Security: What does it take to be an exceptional threat hunter, and what qualities do they need to succeed?
Gill: Many different personality traits can contribute to being a great threat hunter. Something to consistently look for is an inquisitive personality — this is the type of person who cannot put down a puzzle until it is solved. It is also ideal to look for someone with an analytical mindset who welcomes collaboration and is content working on their own.
Threat hunters need to be untroubled by their job, constantly shifting and changing. Threats rarely remain static, so these individuals must be willing to adapt continuously. To that point, it is not every day that threat hunters will find a threat and protect against it, so it is a must that they are always prepared to try to solve it on the next day and the day after. Threat hunters should be willing to share ideas openly with their immediate team members. Open collaboration regularly nets strong results even if, at times, an idea falls flat. Threat hunters cannot be afraid to fail.
Security: What are the benefits of implementing a threat hunting process?
Gill: Threat hunting isn’t new; however, the importance of its practical use in countering cyberthreats is more critical than ever with the uptick in cyber security attacks. Threat hunting is essential to remediate threats as early as possible. While prevention is the most preferable outcome, speedy detection and remediation are critical. The process of threat hunting, first and foremost, has the impact of reducing the number of successful breaches. Over time the response time for events should become faster. Throughout this process, threat hunting/response teams will find opportunities to improve security posture as well as potentially uncovering vulnerabilities.
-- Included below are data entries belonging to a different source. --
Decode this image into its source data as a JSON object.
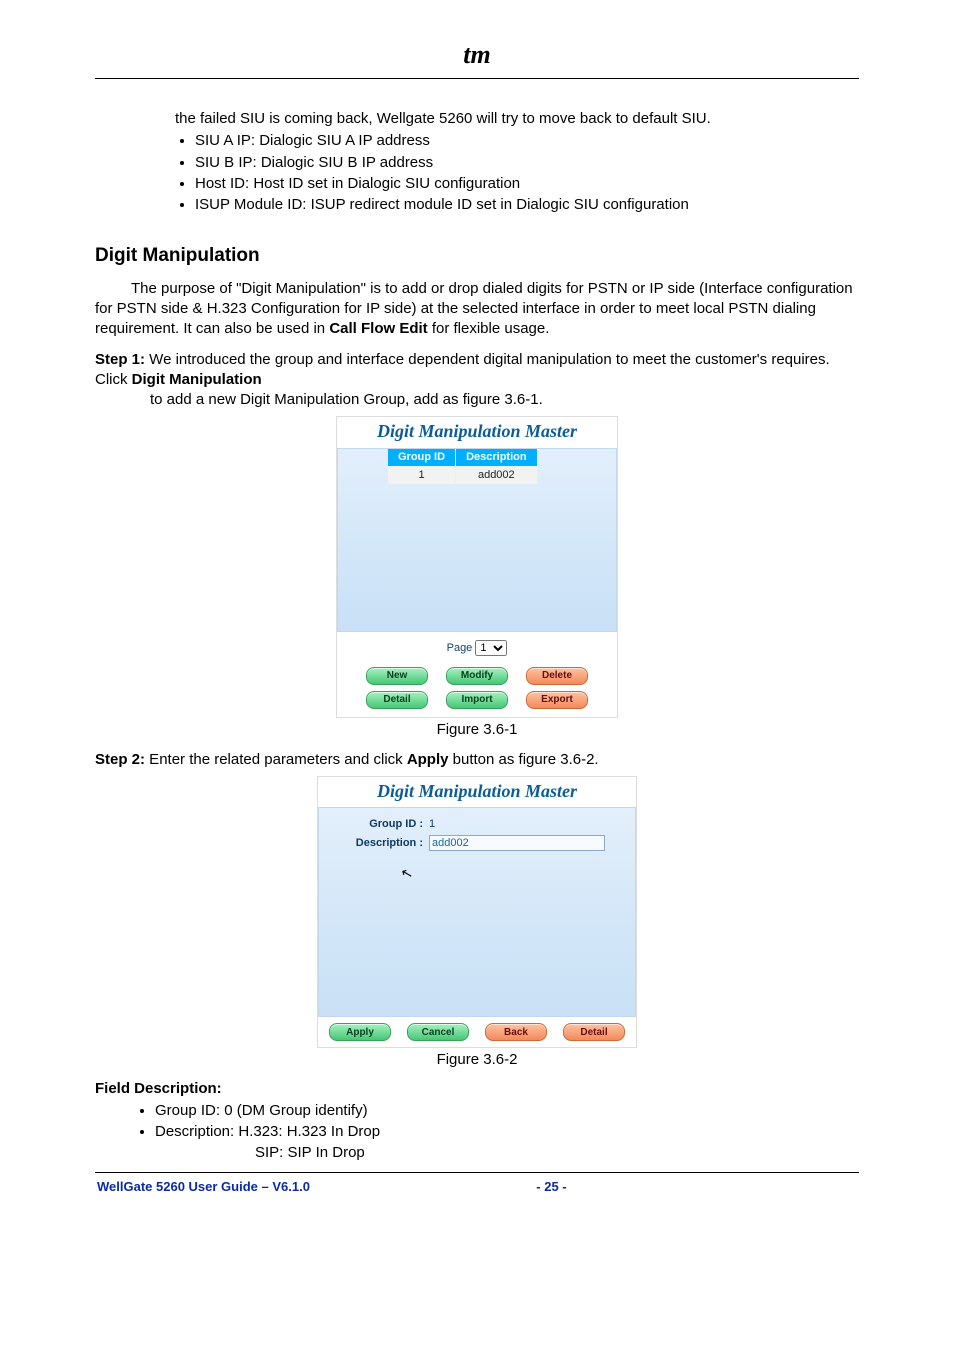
{
  "logo": "tm",
  "top_para": "the failed SIU is coming back, Wellgate 5260 will try to move back to default SIU.",
  "top_bullets": [
    "SIU A IP: Dialogic SIU A IP address",
    "SIU B IP: Dialogic SIU B IP address",
    "Host ID: Host ID set in Dialogic SIU configuration",
    "ISUP Module ID: ISUP redirect module ID set in Dialogic SIU configuration"
  ],
  "heading": "Digit Manipulation",
  "digit_para": "The purpose of \"Digit Manipulation\" is to add or drop dialed digits for PSTN or IP side (Interface configuration for PSTN side & H.323 Configuration for IP side) at the selected interface in order to meet local PSTN dialing requirement. It can also be used in ",
  "digit_para_bold": "Call Flow Edit",
  "digit_para_tail": " for flexible usage.",
  "step1": {
    "label": "Step 1:",
    "t1": " We introduced the group and interface dependent digital manipulation to meet the customer's requires. Click ",
    "bold": "Digit Manipulation",
    "t2": " to add a new Digit Manipulation Group, add as figure 3.6-1."
  },
  "shot1": {
    "title": "Digit Manipulation Master",
    "th1": "Group ID",
    "th2": "Description",
    "td1": "1",
    "td2": "add002",
    "page_label": "Page",
    "page_val": "1",
    "btns": [
      "New",
      "Modify",
      "Delete",
      "Detail",
      "Import",
      "Export"
    ]
  },
  "fig1_caption": "Figure 3.6-1",
  "step2": {
    "label": "Step 2:",
    "t1": " Enter the related parameters and click ",
    "bold": "Apply",
    "t2": " button as figure 3.6-2."
  },
  "shot2": {
    "title": "Digit Manipulation Master",
    "group_lbl": "Group ID :",
    "group_val": "1",
    "desc_lbl": "Description :",
    "desc_val": "add002",
    "btns": [
      "Apply",
      "Cancel",
      "Back",
      "Detail"
    ]
  },
  "fig2_caption": "Figure 3.6-2",
  "field_desc_head": "Field Description:",
  "field_bullets": [
    "Group ID: 0 (DM Group identify)",
    "Description:  H.323: H.323 In Drop"
  ],
  "field_desc_sip": "SIP: SIP In Drop",
  "footer_left": "WellGate 5260 User Guide – V6.1.0",
  "footer_page": "- 25 -"
}
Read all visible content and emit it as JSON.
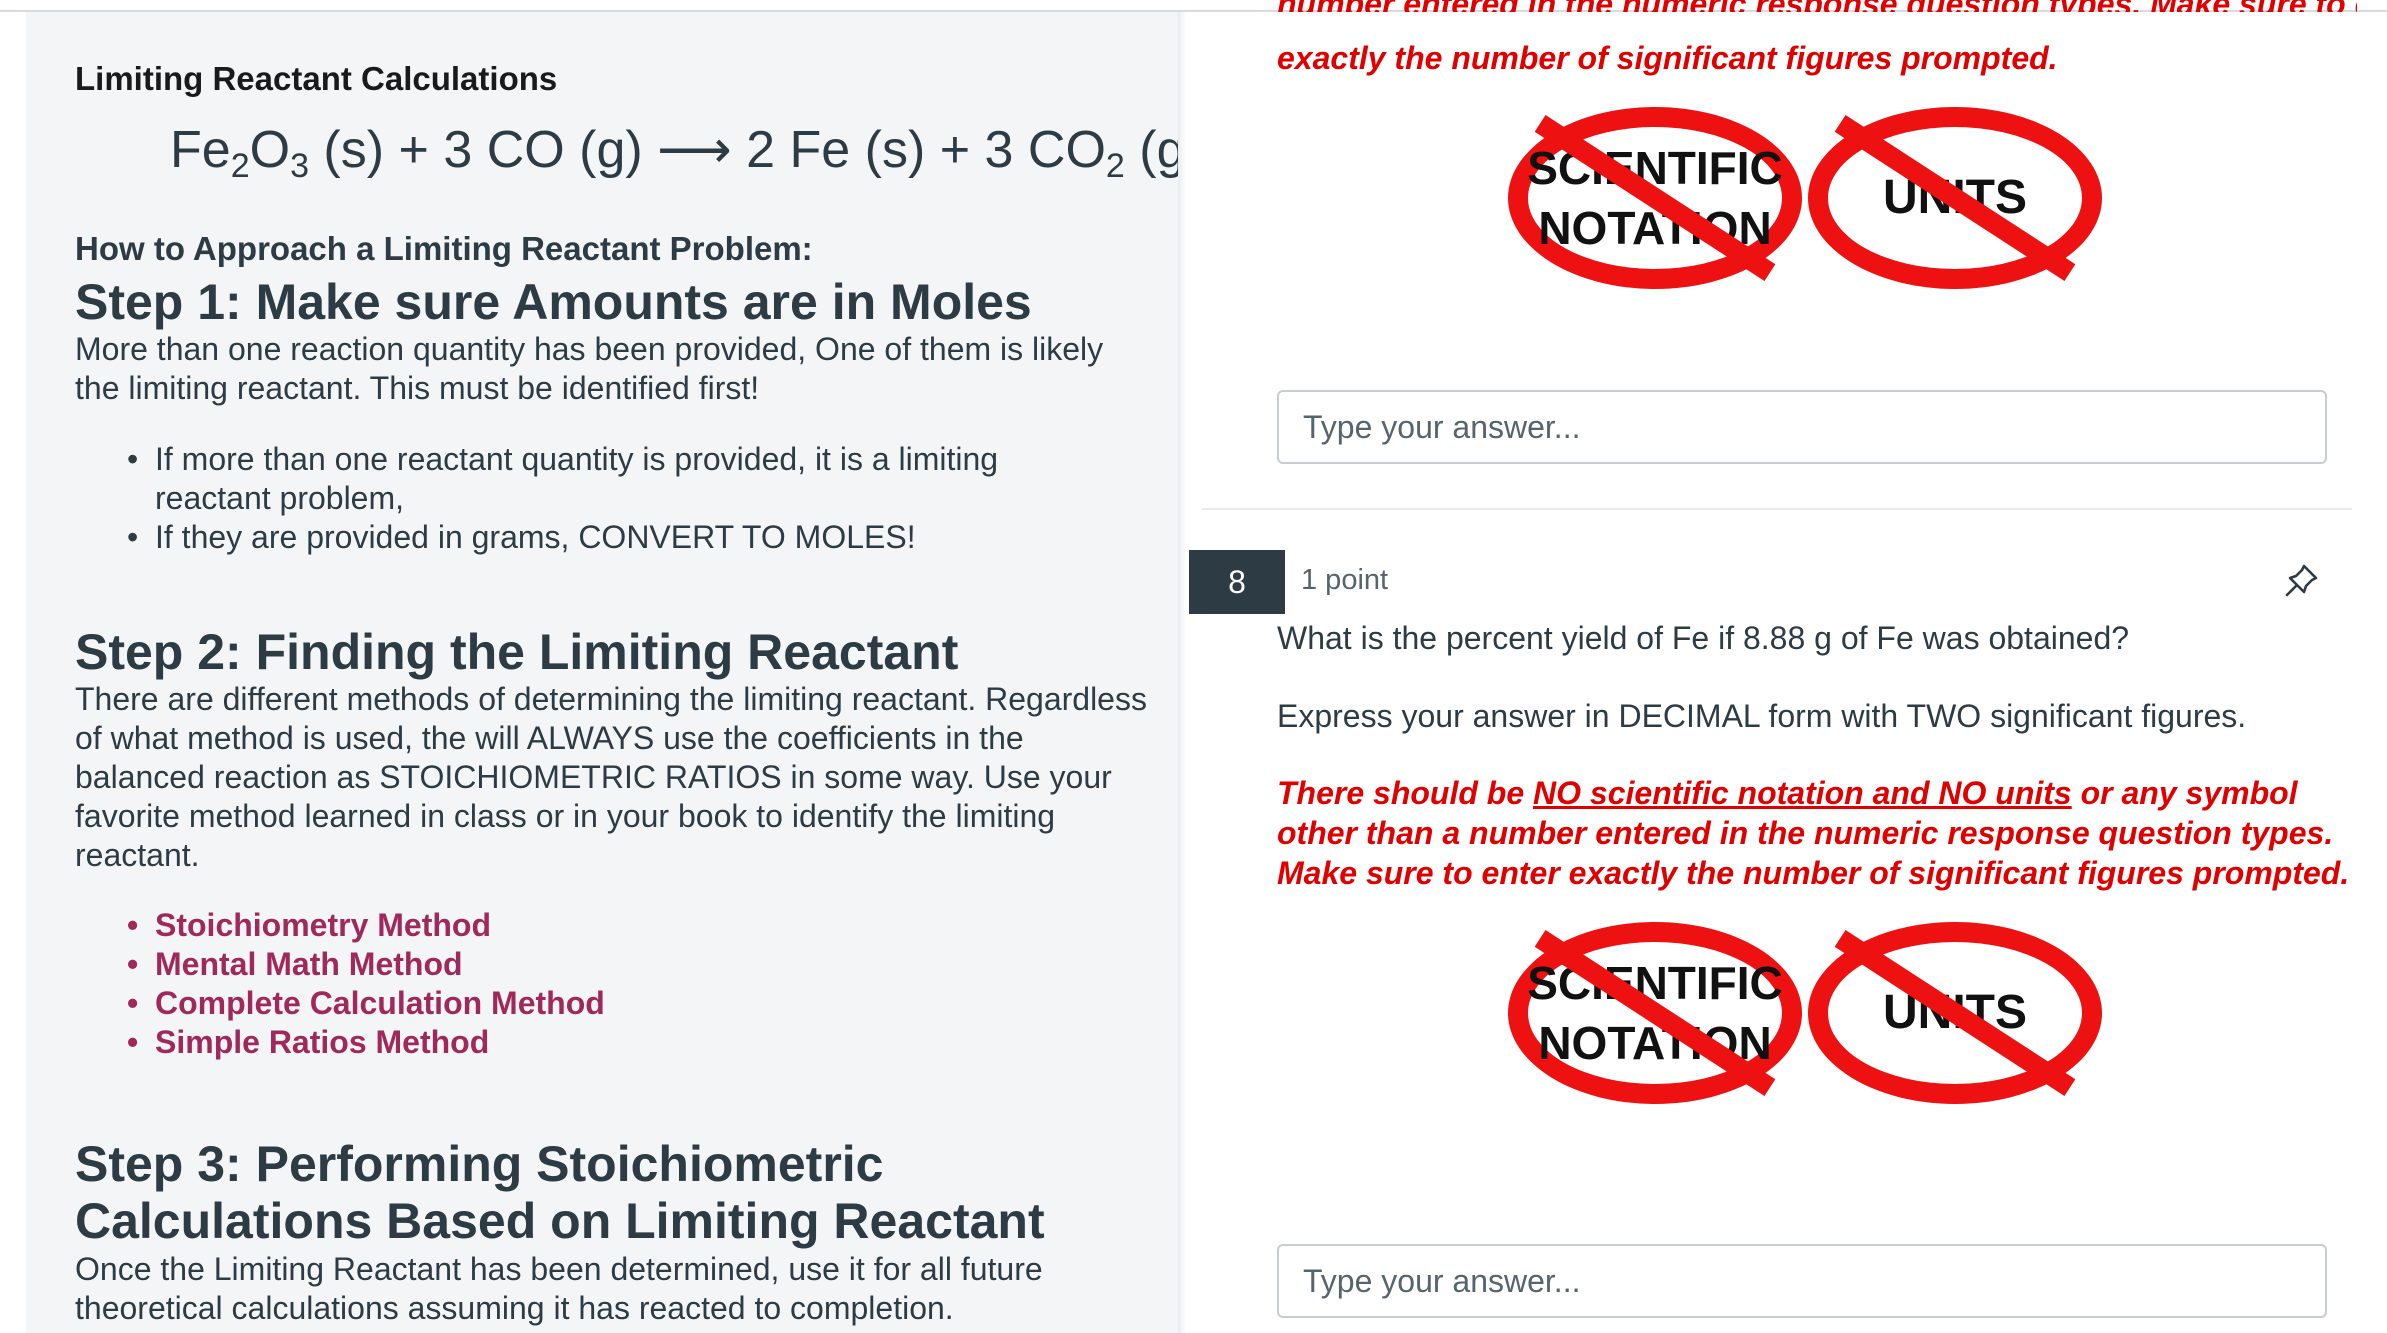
{
  "left": {
    "title": "Limiting Reactant Calculations",
    "equation": {
      "p1": "Fe",
      "s1": "2",
      "p2": "O",
      "s2": "3",
      "p3": " (s) + 3 CO (g) ",
      "arrow": "⟶",
      "p4": " 2 Fe (s) + 3 CO",
      "s3": "2",
      "p5": " (g)"
    },
    "approach_heading": "How to Approach a Limiting Reactant Problem:",
    "step1": {
      "heading": "Step 1: Make sure Amounts are in Moles",
      "body": "More than one reaction quantity has been provided, One of them is likely the limiting reactant. This must be identified first!",
      "bullets": [
        "If more than one reactant quantity is provided, it is a limiting reactant problem,",
        "If they are provided in grams, CONVERT TO MOLES!"
      ]
    },
    "step2": {
      "heading": "Step 2: Finding the Limiting Reactant",
      "body": "There are different methods of determining the limiting reactant. Regardless of what method is used, the will ALWAYS use the coefficients in the balanced reaction as STOICHIOMETRIC RATIOS in some way. Use your favorite method learned in class or in your book to identify the limiting reactant.",
      "links": [
        "Stoichiometry Method",
        "Mental Math Method",
        "Complete Calculation Method",
        "Simple Ratios Method"
      ]
    },
    "step3": {
      "heading": "Step 3: Performing Stoichiometric Calculations Based on Limiting Reactant",
      "body": "Once the Limiting Reactant has been determined, use it for all future theoretical calculations assuming it has reacted to completion."
    }
  },
  "right": {
    "prev_question": {
      "clipped_line": "number entered in the  numeric response question types. Make sure to enter",
      "last_line": "exactly the number of significant figures prompted.",
      "answer_placeholder": "Type your answer..."
    },
    "question8": {
      "number": "8",
      "points": "1 point",
      "text": "What is the percent yield of Fe if 8.88 g of Fe was obtained?",
      "instruction": "Express your answer in DECIMAL form with TWO significant figures.",
      "warning": {
        "pre": "There should be ",
        "underlined": "NO scientific notation and NO units",
        "post": " or any symbol other than a number entered in the  numeric response question types. Make sure to enter exactly the number of significant figures prompted."
      },
      "answer_placeholder": "Type your answer..."
    },
    "badges": {
      "sci_line1": "SCIENTIFIC",
      "sci_line2": "NOTATION",
      "units": "UNITS"
    }
  },
  "colors": {
    "text": "#2d3b45",
    "link": "#a0295b",
    "warning_red": "#e00000",
    "no_sign_red": "#ee1111",
    "question_badge": "#2d3b45"
  },
  "icons": [
    "pin-icon",
    "no-sign-icon"
  ]
}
Addressing these areas of concern will serve to shrink the attack surface over time.